Your objective: Please state how many lines of the records below contain the word "view". Give the number and nothing else.
Segment Start: Data records
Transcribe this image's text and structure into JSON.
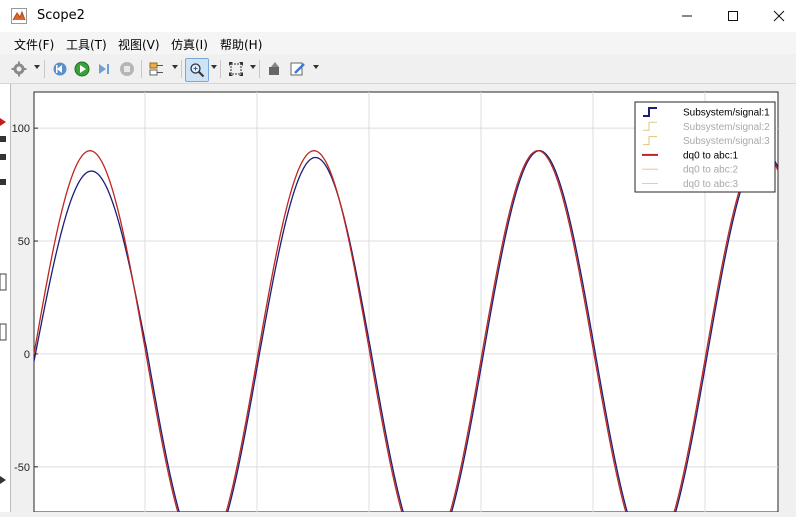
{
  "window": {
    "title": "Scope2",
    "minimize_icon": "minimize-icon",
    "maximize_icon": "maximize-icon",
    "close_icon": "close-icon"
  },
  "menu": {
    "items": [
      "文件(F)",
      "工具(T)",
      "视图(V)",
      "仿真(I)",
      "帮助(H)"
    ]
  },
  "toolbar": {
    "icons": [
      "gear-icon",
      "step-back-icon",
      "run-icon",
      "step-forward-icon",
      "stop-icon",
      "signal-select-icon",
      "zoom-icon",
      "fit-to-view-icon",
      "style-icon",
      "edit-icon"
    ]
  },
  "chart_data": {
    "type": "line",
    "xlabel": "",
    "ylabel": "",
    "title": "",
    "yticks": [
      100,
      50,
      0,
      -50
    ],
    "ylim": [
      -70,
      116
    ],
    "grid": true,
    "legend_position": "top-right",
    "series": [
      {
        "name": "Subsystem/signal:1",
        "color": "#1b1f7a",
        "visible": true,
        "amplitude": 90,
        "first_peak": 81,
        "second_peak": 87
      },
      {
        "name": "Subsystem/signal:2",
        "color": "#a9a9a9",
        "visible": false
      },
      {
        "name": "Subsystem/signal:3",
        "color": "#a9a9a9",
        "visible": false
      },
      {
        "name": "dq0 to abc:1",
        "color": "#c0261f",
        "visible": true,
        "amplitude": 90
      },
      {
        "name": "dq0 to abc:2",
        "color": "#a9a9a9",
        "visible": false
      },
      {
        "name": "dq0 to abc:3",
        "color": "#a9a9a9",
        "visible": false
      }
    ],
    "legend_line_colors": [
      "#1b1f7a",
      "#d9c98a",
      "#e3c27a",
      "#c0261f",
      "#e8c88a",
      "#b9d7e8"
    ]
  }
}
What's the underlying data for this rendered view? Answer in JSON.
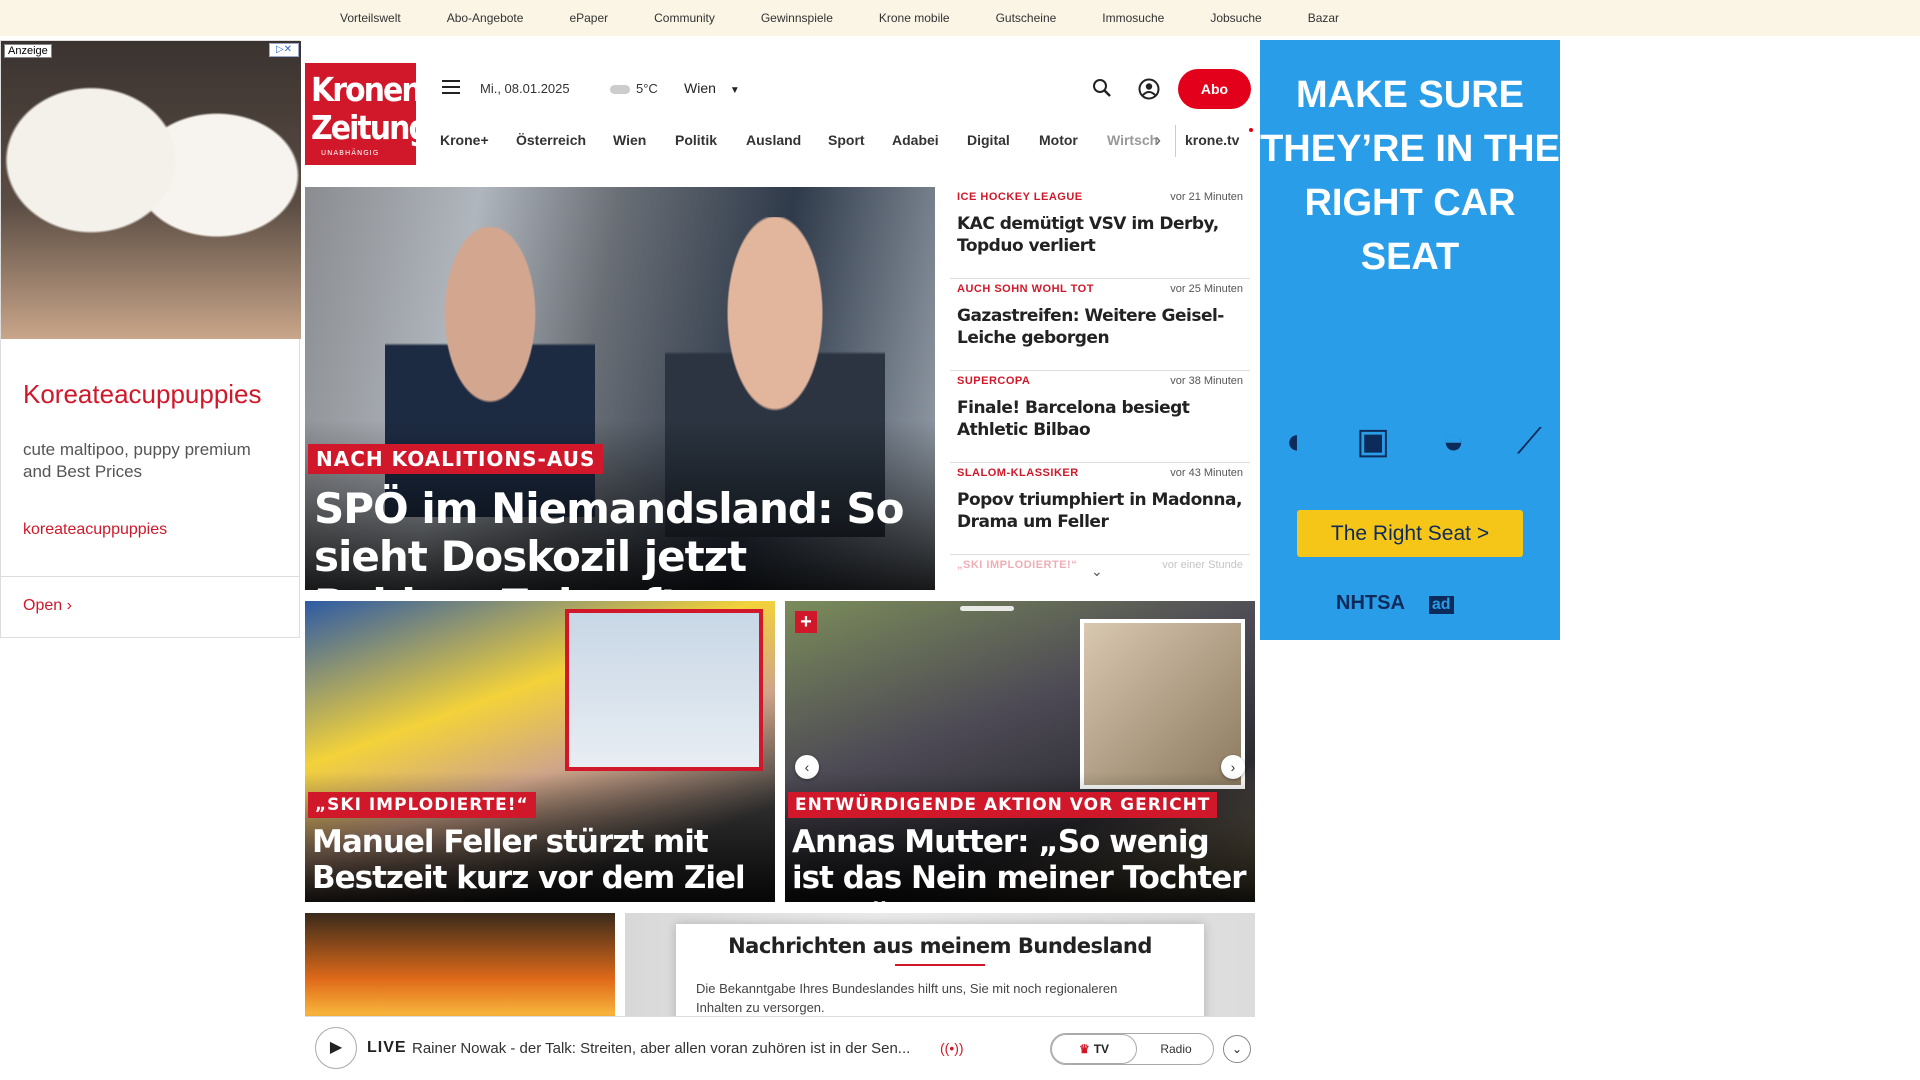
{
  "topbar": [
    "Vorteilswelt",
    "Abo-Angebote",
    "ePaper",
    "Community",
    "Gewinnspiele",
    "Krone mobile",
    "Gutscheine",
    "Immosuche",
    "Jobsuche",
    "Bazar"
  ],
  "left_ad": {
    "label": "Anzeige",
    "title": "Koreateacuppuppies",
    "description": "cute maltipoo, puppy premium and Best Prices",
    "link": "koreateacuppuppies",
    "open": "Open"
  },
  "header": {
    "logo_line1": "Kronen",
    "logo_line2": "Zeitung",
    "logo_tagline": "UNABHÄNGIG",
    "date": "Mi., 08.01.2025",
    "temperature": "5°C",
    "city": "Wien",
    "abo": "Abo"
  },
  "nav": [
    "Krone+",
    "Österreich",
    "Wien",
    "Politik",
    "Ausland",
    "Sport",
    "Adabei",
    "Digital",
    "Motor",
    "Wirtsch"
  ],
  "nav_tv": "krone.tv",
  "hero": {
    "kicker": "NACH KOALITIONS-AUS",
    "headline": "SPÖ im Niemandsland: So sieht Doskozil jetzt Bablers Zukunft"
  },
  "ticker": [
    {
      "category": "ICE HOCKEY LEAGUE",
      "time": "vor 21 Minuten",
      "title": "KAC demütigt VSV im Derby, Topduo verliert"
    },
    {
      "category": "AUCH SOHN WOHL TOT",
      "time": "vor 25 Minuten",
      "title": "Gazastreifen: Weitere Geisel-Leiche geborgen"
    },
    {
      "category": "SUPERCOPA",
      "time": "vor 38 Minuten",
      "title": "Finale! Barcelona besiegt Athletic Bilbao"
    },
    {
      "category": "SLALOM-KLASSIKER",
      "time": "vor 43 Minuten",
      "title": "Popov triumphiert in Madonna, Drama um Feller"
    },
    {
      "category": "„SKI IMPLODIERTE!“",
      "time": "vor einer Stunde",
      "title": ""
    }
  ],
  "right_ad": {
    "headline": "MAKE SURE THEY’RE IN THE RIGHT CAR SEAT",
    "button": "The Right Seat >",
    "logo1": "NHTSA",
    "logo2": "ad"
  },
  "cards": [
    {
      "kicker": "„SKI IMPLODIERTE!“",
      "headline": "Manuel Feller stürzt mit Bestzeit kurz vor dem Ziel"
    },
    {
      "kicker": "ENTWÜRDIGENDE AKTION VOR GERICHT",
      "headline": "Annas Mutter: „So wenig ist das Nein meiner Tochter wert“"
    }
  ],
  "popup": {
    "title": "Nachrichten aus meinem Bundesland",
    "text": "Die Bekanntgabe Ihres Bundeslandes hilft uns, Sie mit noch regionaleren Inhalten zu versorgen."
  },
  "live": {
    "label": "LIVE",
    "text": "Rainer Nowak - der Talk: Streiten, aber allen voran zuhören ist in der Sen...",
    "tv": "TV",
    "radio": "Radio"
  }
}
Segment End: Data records
Expected output: 2